(Aim of the exercise)
Do any lines in the data below contain "screenshot"? If so, copy every one of them.

(Given data)
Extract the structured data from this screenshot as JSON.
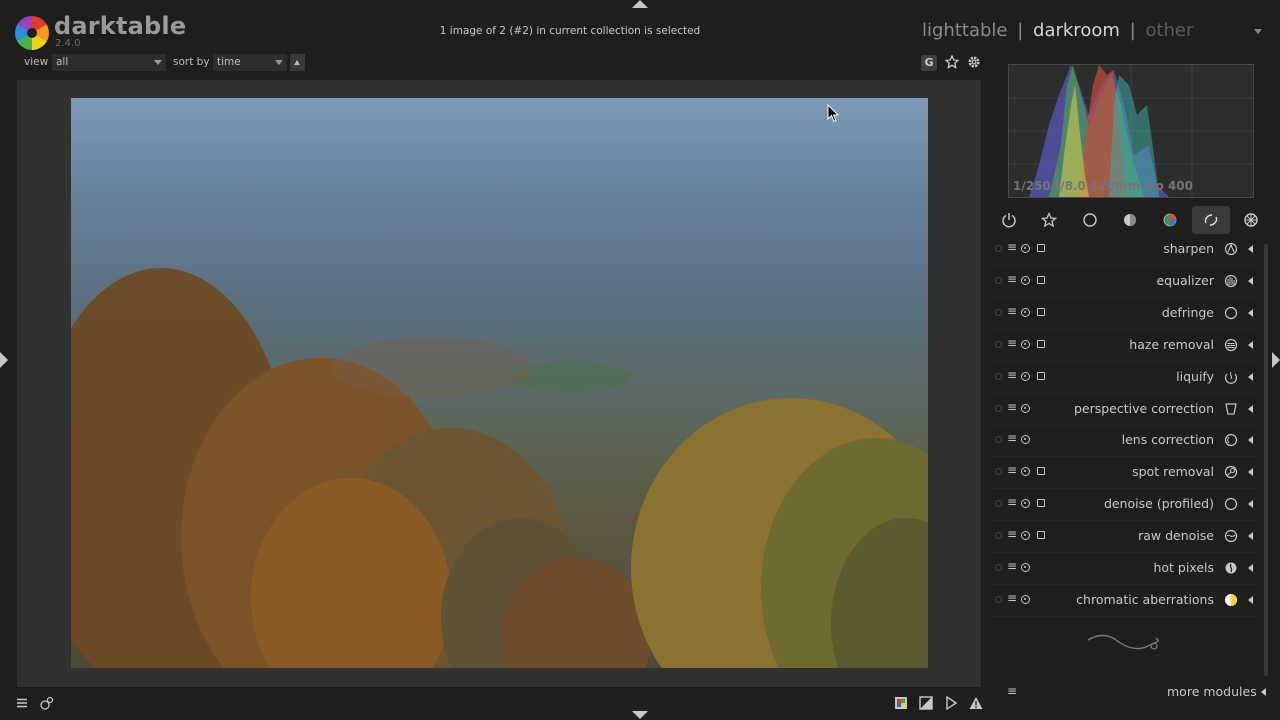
{
  "app": {
    "name": "darktable",
    "version": "2.4.0"
  },
  "status": {
    "message": "1 image of 2 (#2) in current collection is selected"
  },
  "views": {
    "lighttable": "lighttable",
    "darkroom": "darkroom",
    "other": "other",
    "sep": "|",
    "active": "darkroom"
  },
  "filter": {
    "view_label": "view",
    "view_value": "all",
    "sort_label": "sort by",
    "sort_value": "time"
  },
  "toolbar": {
    "grouping_label": "G"
  },
  "histogram": {
    "exif": "1/250 f/8.0 120mm iso 400"
  },
  "module_groups": [
    "active-modules-icon",
    "favourites-icon",
    "basic-group-icon",
    "tone-group-icon",
    "color-group-icon",
    "correction-group-icon",
    "effects-group-icon"
  ],
  "modules": [
    {
      "name": "sharpen",
      "mask": true,
      "icon": "sharpen-icon"
    },
    {
      "name": "equalizer",
      "mask": true,
      "icon": "equalizer-icon"
    },
    {
      "name": "defringe",
      "mask": true,
      "icon": "defringe-icon"
    },
    {
      "name": "haze removal",
      "mask": true,
      "icon": "haze-removal-icon"
    },
    {
      "name": "liquify",
      "mask": true,
      "icon": "liquify-icon"
    },
    {
      "name": "perspective correction",
      "mask": false,
      "icon": "perspective-correction-icon"
    },
    {
      "name": "lens correction",
      "mask": false,
      "icon": "lens-correction-icon"
    },
    {
      "name": "spot removal",
      "mask": true,
      "icon": "spot-removal-icon"
    },
    {
      "name": "denoise (profiled)",
      "mask": true,
      "icon": "denoise-icon"
    },
    {
      "name": "raw denoise",
      "mask": true,
      "icon": "raw-denoise-icon"
    },
    {
      "name": "hot pixels",
      "mask": false,
      "icon": "hot-pixels-icon"
    },
    {
      "name": "chromatic aberrations",
      "mask": false,
      "icon": "chromatic-aberrations-icon"
    }
  ],
  "more_modules": {
    "label": "more modules"
  },
  "colors": {
    "bg": "#1e1e1e",
    "panel": "#313131",
    "text": "#c8c8c8",
    "accent_group": "#3a3a3a"
  }
}
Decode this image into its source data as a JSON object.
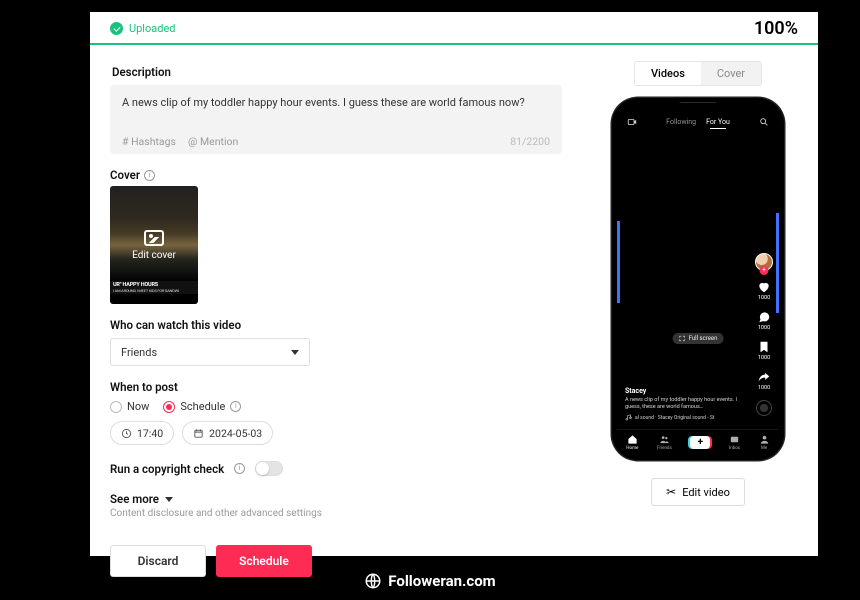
{
  "upload": {
    "status": "Uploaded",
    "percent": "100%"
  },
  "description": {
    "label": "Description",
    "text": "A news clip of my toddler happy hour events. I guess these are world famous now?",
    "hashtag_hint": "# Hashtags",
    "mention_hint": "@ Mention",
    "counter": "81/2200"
  },
  "cover": {
    "label": "Cover",
    "edit_label": "Edit cover",
    "caption_line1": "UR\" HAPPY HOURS",
    "caption_line2": "I AM AROUND I MEET KIDS FOR SANDWI"
  },
  "privacy": {
    "label": "Who can watch this video",
    "selected": "Friends"
  },
  "when": {
    "label": "When to post",
    "now": "Now",
    "schedule": "Schedule",
    "time": "17:40",
    "date": "2024-05-03"
  },
  "copyright": {
    "label": "Run a copyright check"
  },
  "seemore": {
    "label": "See more",
    "sub": "Content disclosure and other advanced settings"
  },
  "actions": {
    "discard": "Discard",
    "schedule": "Schedule"
  },
  "preview": {
    "tab_videos": "Videos",
    "tab_cover": "Cover",
    "feed_following": "Following",
    "feed_foryou": "For You",
    "fullscreen": "Full screen",
    "likes": "1000",
    "comments": "1000",
    "saves": "1000",
    "shares": "1000",
    "user": "Stacey",
    "caption": "A news clip of my toddler happy hour events. I guess, these are world famous…",
    "sound": "al sound · Stacey    Original sound - St",
    "nav_home": "Home",
    "nav_friends": "Friends",
    "nav_inbox": "Inbox",
    "nav_me": "Me",
    "edit_video": "Edit video"
  },
  "footer": {
    "brand": "Followeran.com"
  }
}
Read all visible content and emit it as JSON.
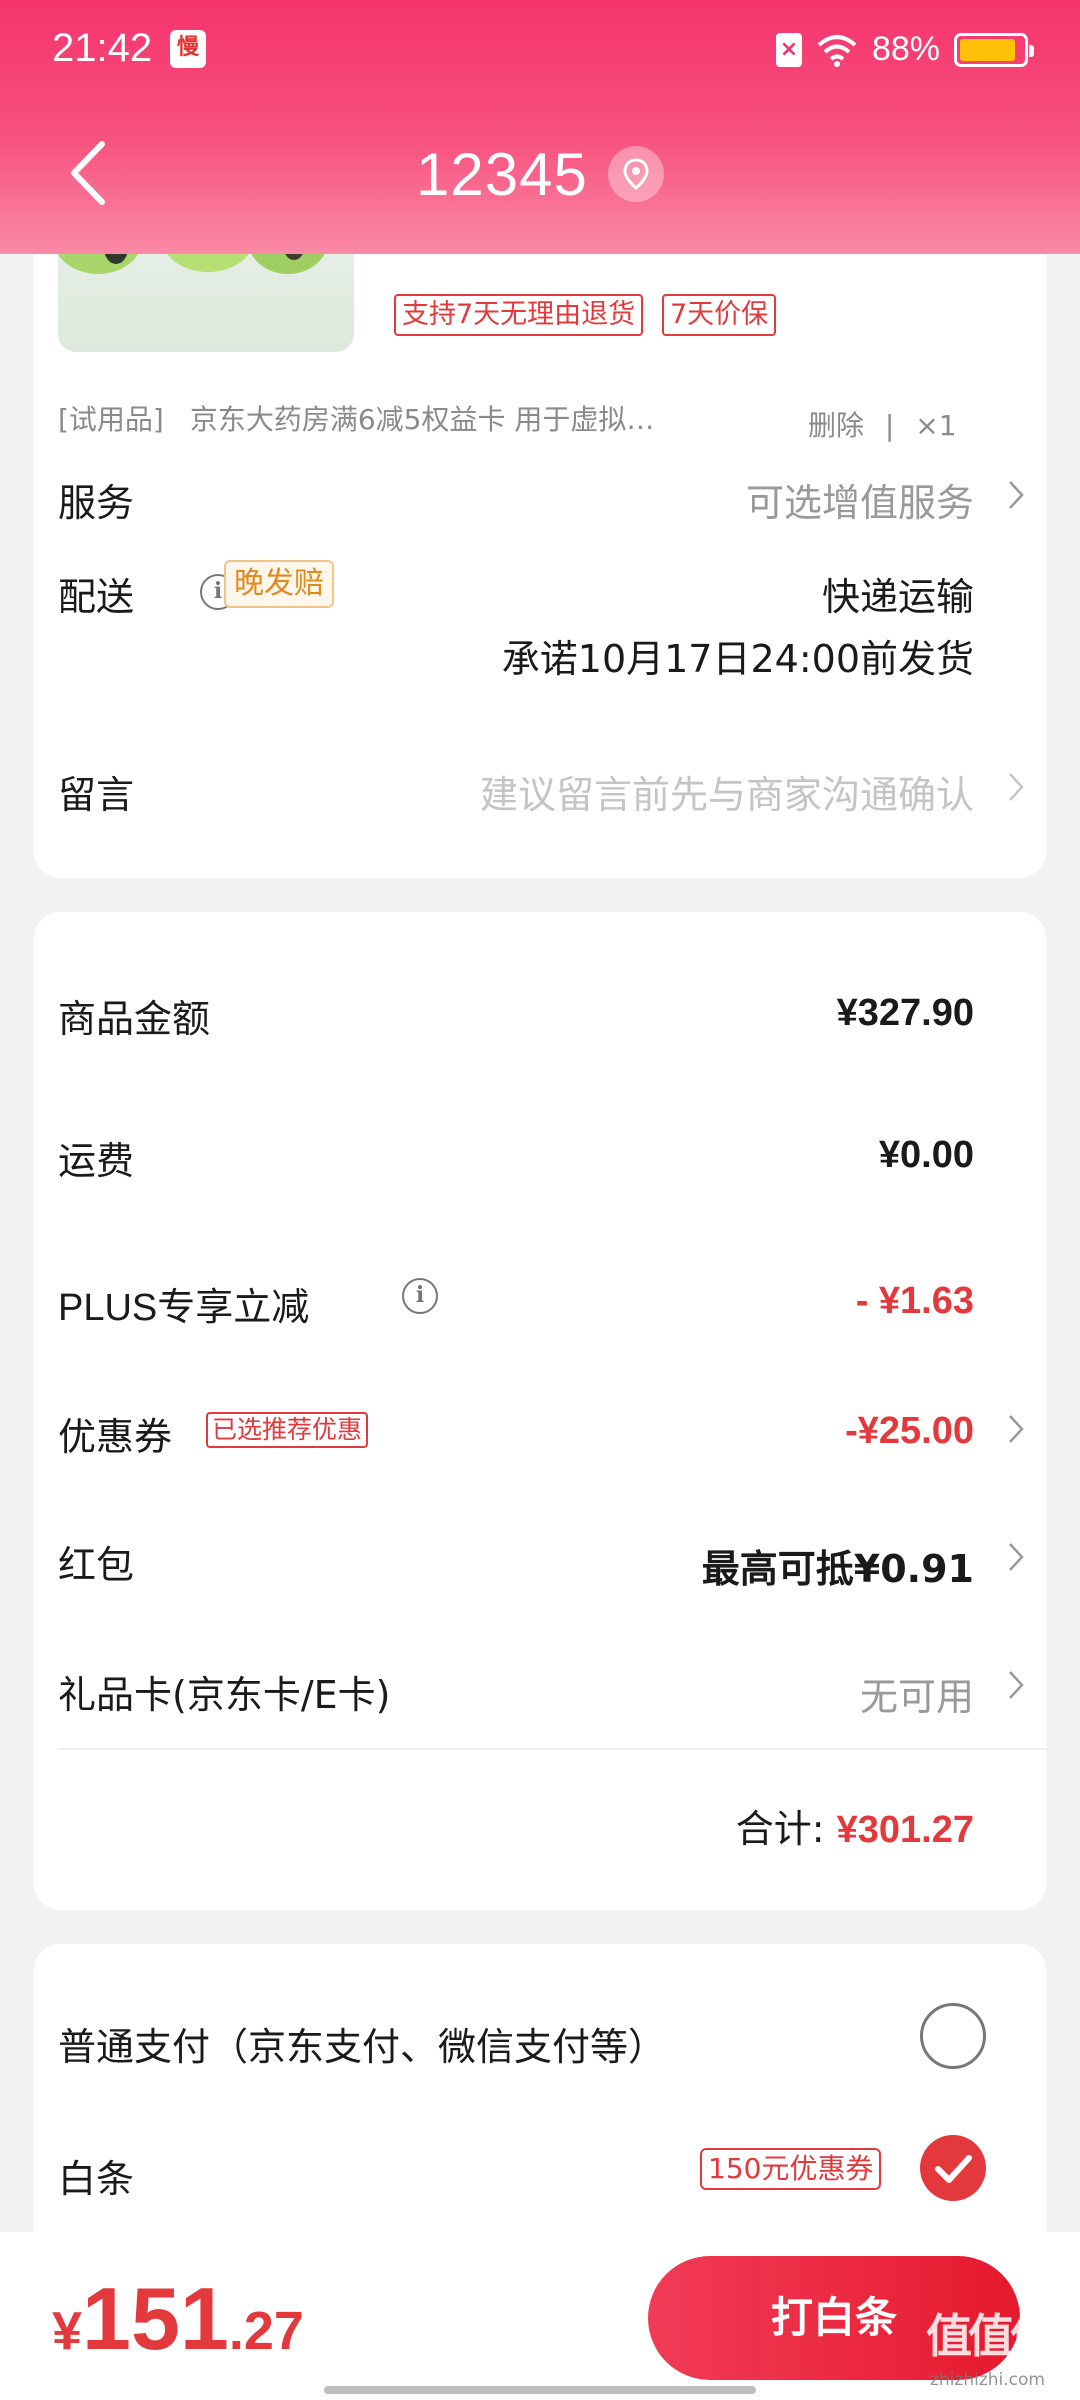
{
  "status_bar": {
    "time": "21:42",
    "app_icon_text": "慢",
    "battery": "88%",
    "battery_level": 0.88
  },
  "header": {
    "title": "12345"
  },
  "product": {
    "tags": [
      "支持7天无理由退货",
      "7天价保"
    ],
    "trial_tag": "[试用品]",
    "trial_name": "京东大药房满6减5权益卡 用于虚拟…",
    "delete_label": "删除",
    "quantity": "×1"
  },
  "service": {
    "label": "服务",
    "value": "可选增值服务"
  },
  "delivery": {
    "label": "配送",
    "badge": "晚发赔",
    "method": "快递运输",
    "promise": "承诺10月17日24:00前发货"
  },
  "message": {
    "label": "留言",
    "placeholder": "建议留言前先与商家沟通确认"
  },
  "summary": {
    "goods_label": "商品金额",
    "goods_value": "¥327.90",
    "shipping_label": "运费",
    "shipping_value": "¥0.00",
    "plus_label": "PLUS专享立减",
    "plus_value": "- ¥1.63",
    "coupon_label": "优惠券",
    "coupon_badge": "已选推荐优惠",
    "coupon_value": "-¥25.00",
    "redpack_label": "红包",
    "redpack_value": "最高可抵¥0.91",
    "giftcard_label": "礼品卡(京东卡/E卡)",
    "giftcard_value": "无可用",
    "total_label": "合计:",
    "total_value": "¥301.27"
  },
  "payment": {
    "normal_label": "普通支付（京东支付、微信支付等）",
    "baitiao_label": "白条",
    "baitiao_coupon": "150元优惠券"
  },
  "bottom": {
    "yen": "¥",
    "price_int": "151",
    "price_dec": ".27",
    "pay_button": "打白条"
  },
  "watermark": {
    "text": "值值值",
    "sub": "zhizhizhi.com"
  },
  "colors": {
    "accent_red": "#e4393c",
    "header_pink": "#f5336d",
    "battery_yellow": "#ffc107"
  }
}
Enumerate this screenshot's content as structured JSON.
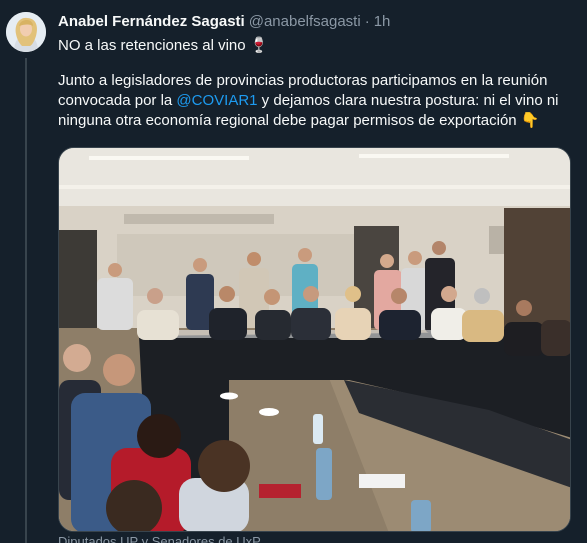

(Response to this exercise)
Extract the structured data from this screenshot as JSON.
Enumerate this screenshot's content as structured JSON.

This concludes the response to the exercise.